Mr Allister added: “In no other country would a party be allowed to remain in office after such a devastating exposure of their sectarianism. Those who day and daily sustain republicans in government have a lot to answer for.”
Speaking following yesterday’s announcement, Dr Lennon said the substantial sum reflected the seriousness of the discrimination he endured.
“We need to make changes to this process which is subject to abuse. We have now proven that the process for public appointments can be used by ministers if they chose to do so to discriminate and we need to change that.”
Dr Lennon said he hoped the case would result in “a more transparent and equitable public appointments process”.
He added: “I note that commitments have been made by the department to review these processes and it is vital for public confidence in government in Northern Ireland that this case acts as a springboard for change.”
The Equality Commission assisted Dr Lennon in bringing his case against the DRD.

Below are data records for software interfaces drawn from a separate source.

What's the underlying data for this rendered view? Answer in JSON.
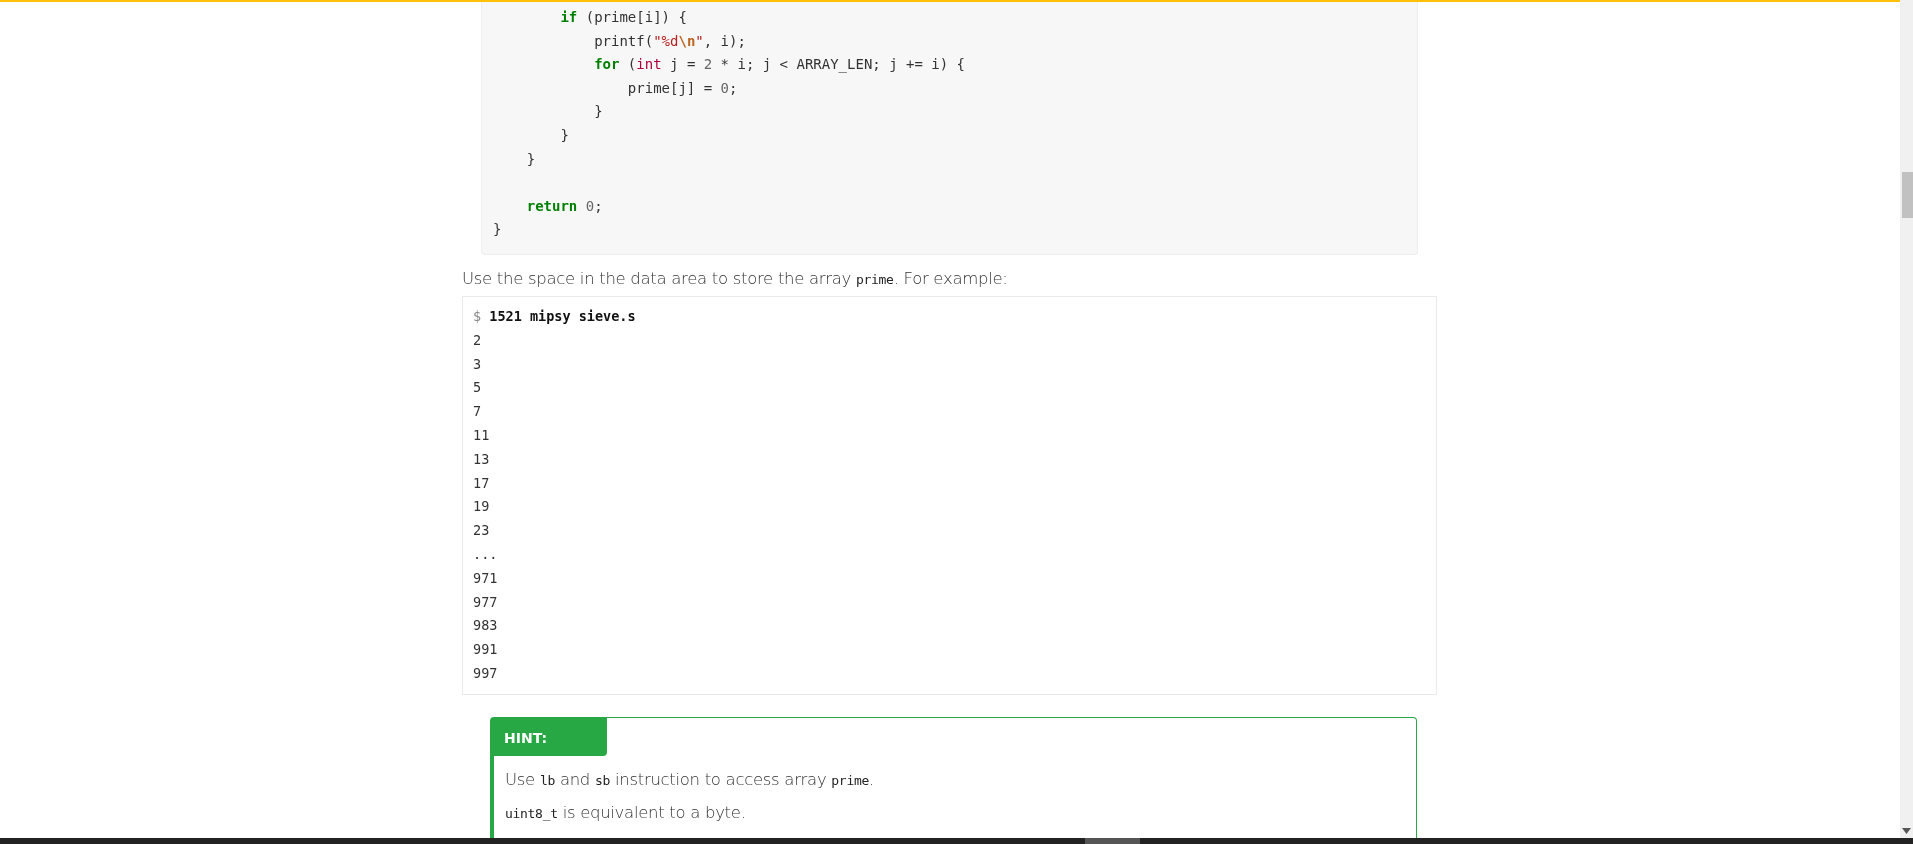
{
  "code_block": {
    "lines": [
      {
        "tokens": [
          {
            "kind": "keyword",
            "text": "        if"
          },
          {
            "kind": "plain",
            "text": " (prime[i]) {"
          }
        ]
      },
      {
        "tokens": [
          {
            "kind": "plain",
            "text": "            printf("
          },
          {
            "kind": "string",
            "text": "\"%d"
          },
          {
            "kind": "escape",
            "text": "\\n"
          },
          {
            "kind": "string",
            "text": "\""
          },
          {
            "kind": "plain",
            "text": ", i);"
          }
        ]
      },
      {
        "tokens": [
          {
            "kind": "keyword",
            "text": "            for"
          },
          {
            "kind": "plain",
            "text": " ("
          },
          {
            "kind": "type",
            "text": "int"
          },
          {
            "kind": "plain",
            "text": " j = "
          },
          {
            "kind": "number",
            "text": "2"
          },
          {
            "kind": "plain",
            "text": " * i; j < ARRAY_LEN; j += i) {"
          }
        ]
      },
      {
        "tokens": [
          {
            "kind": "plain",
            "text": "                prime[j] = "
          },
          {
            "kind": "number",
            "text": "0"
          },
          {
            "kind": "plain",
            "text": ";"
          }
        ]
      },
      {
        "tokens": [
          {
            "kind": "plain",
            "text": "            }"
          }
        ]
      },
      {
        "tokens": [
          {
            "kind": "plain",
            "text": "        }"
          }
        ]
      },
      {
        "tokens": [
          {
            "kind": "plain",
            "text": "    }"
          }
        ]
      },
      {
        "kind": "blank"
      },
      {
        "tokens": [
          {
            "kind": "keyword",
            "text": "    return "
          },
          {
            "kind": "number",
            "text": "0"
          },
          {
            "kind": "plain",
            "text": ";"
          }
        ]
      },
      {
        "tokens": [
          {
            "kind": "plain",
            "text": "}"
          }
        ]
      }
    ]
  },
  "paragraph": [
    {
      "kind": "text",
      "text": "Use the space in the data area to store the array "
    },
    {
      "kind": "code",
      "text": "prime"
    },
    {
      "kind": "text",
      "text": ". For example:"
    }
  ],
  "terminal": {
    "prompt": "$",
    "command": "1521 mipsy sieve.s",
    "output": [
      "2",
      "3",
      "5",
      "7",
      "11",
      "13",
      "17",
      "19",
      "23",
      "...",
      "971",
      "977",
      "983",
      "991",
      "997"
    ]
  },
  "hint": {
    "title": "HINT:",
    "paragraphs": [
      [
        {
          "kind": "text",
          "text": "Use "
        },
        {
          "kind": "code",
          "text": "lb"
        },
        {
          "kind": "text",
          "text": " and "
        },
        {
          "kind": "code",
          "text": "sb"
        },
        {
          "kind": "text",
          "text": " instruction to access array "
        },
        {
          "kind": "code",
          "text": "prime"
        },
        {
          "kind": "text",
          "text": "."
        }
      ],
      [
        {
          "kind": "code",
          "text": "uint8_t"
        },
        {
          "kind": "text",
          "text": " is equivalent to a byte."
        }
      ]
    ]
  }
}
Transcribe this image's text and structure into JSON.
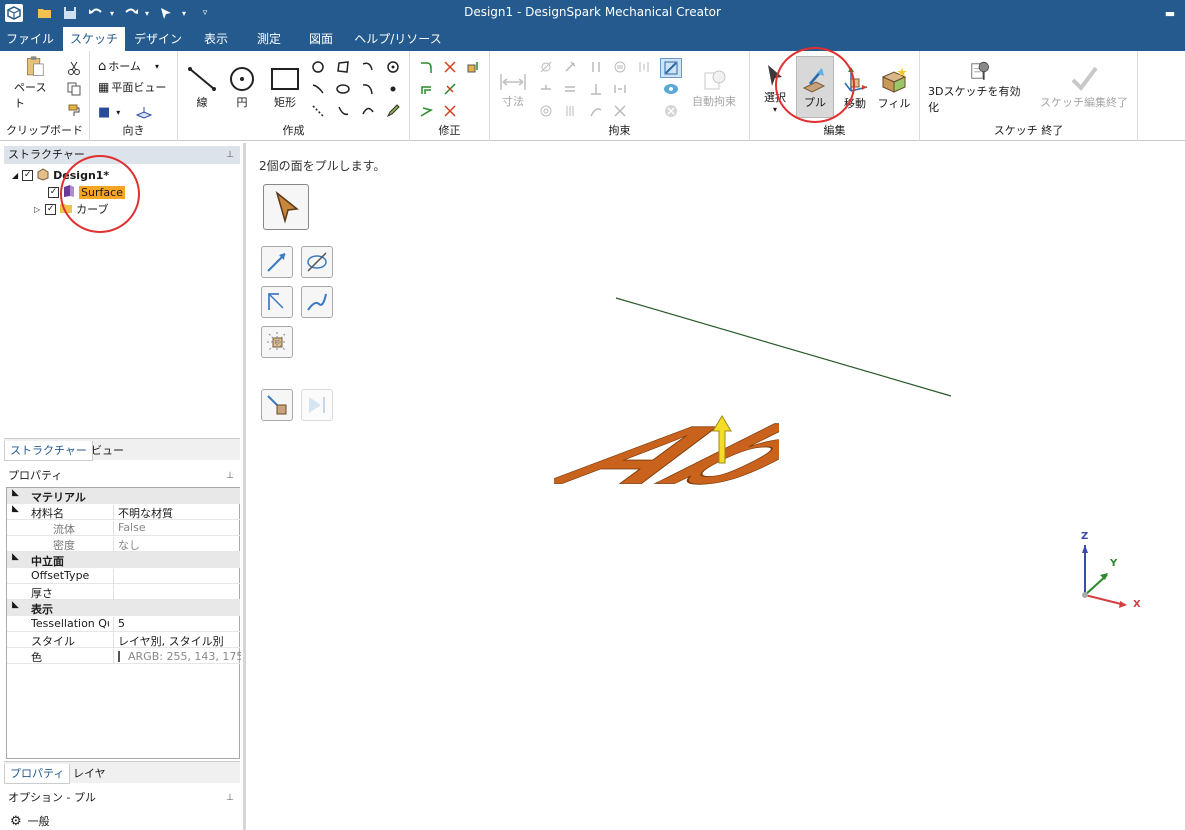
{
  "window": {
    "title": "Design1 - DesignSpark Mechanical Creator"
  },
  "menu": {
    "tabs": [
      "ファイル",
      "スケッチ",
      "デザイン",
      "表示",
      "測定",
      "図面",
      "ヘルプ/リソース"
    ],
    "active": "スケッチ"
  },
  "ribbon": {
    "clipboard": {
      "label": "クリップボード",
      "paste": "ペースト"
    },
    "orient": {
      "label": "向き",
      "home": "ホーム",
      "plan_view": "平面ビュー"
    },
    "create": {
      "label": "作成",
      "line": "線",
      "circle": "円",
      "rect": "矩形"
    },
    "modify": {
      "label": "修正"
    },
    "constraint": {
      "label": "拘束",
      "dimension": "寸法",
      "auto": "自動拘束"
    },
    "edit": {
      "label": "編集",
      "select": "選択",
      "pull": "プル",
      "move": "移動",
      "fill": "フィル"
    },
    "sketch_end": {
      "label": "スケッチ 終了",
      "enable_3d": "3Dスケッチを有効化",
      "finish": "スケッチ編集終了"
    }
  },
  "structure": {
    "title": "ストラクチャー",
    "root": "Design1*",
    "items": [
      "Surface",
      "カーブ"
    ],
    "tabs": [
      "ストラクチャー",
      "ビュー"
    ]
  },
  "properties": {
    "title": "プロパティ",
    "rows": [
      {
        "k": "マテリアル",
        "v": ""
      },
      {
        "k": "材料名",
        "v": "不明な材質"
      },
      {
        "k": "流体",
        "v": "False"
      },
      {
        "k": "密度",
        "v": "なし"
      },
      {
        "k": "中立面",
        "v": ""
      },
      {
        "k": "OffsetType",
        "v": ""
      },
      {
        "k": "厚さ",
        "v": ""
      },
      {
        "k": "表示",
        "v": ""
      },
      {
        "k": "Tessellation Qua",
        "v": "5"
      },
      {
        "k": "スタイル",
        "v": "レイヤ別, スタイル別"
      },
      {
        "k": "色",
        "v": "ARGB: 255, 143, 175"
      }
    ],
    "color_swatch": "#9fb79a",
    "tabs": [
      "プロパティ",
      "レイヤ"
    ]
  },
  "options": {
    "title": "オプション - プル",
    "section": "一般"
  },
  "canvas": {
    "hint": "2個の面をプルします。",
    "text_3d": "Ab",
    "text_color": "#c8621c",
    "triad": {
      "z": "Z",
      "y": "Y",
      "x": "X"
    }
  },
  "colors": {
    "titlebar": "#245a8d",
    "highlight": "#e03030",
    "accent_orange": "#f5a623"
  }
}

Evelyn Collins, chief executive of the Equality Commission, said: “The commission supported this case to establish that public appointments, including those which involve the exercise of a minister’s discretion, are fully within the protection of anti-discrimination legislation.
“If unlawful discrimination occurs it is important that there is a sufficient degree of transparency and accountability in the appointments process to enable it to be challenged, and an effective remedy for the person discriminated against is an essential part of that.”
In July the current Ulster Unionist Roads Minister Danny Kennedy said his department would not appeal against the tribunal’s decision because of cost implications for the public purse.
Yesterday, Mr Kennedy said the department would discuss issues arising from the case with both the Equality Commission and the Commissioner for Public Appointments in Northern Ireland.
“At all stages I have taken into account the potential cost to the public purse. This has been no different in dealing with matters in relation to compensation,” he said.
Commenting on the compensation payout to Dr Lennon, a Sinn Fein spokesperson said: “It is our firm view that the Department of Regional Development should have appealed this case in line with the advice that was received. Why this was not appealed is a question that the minister needs to answer.”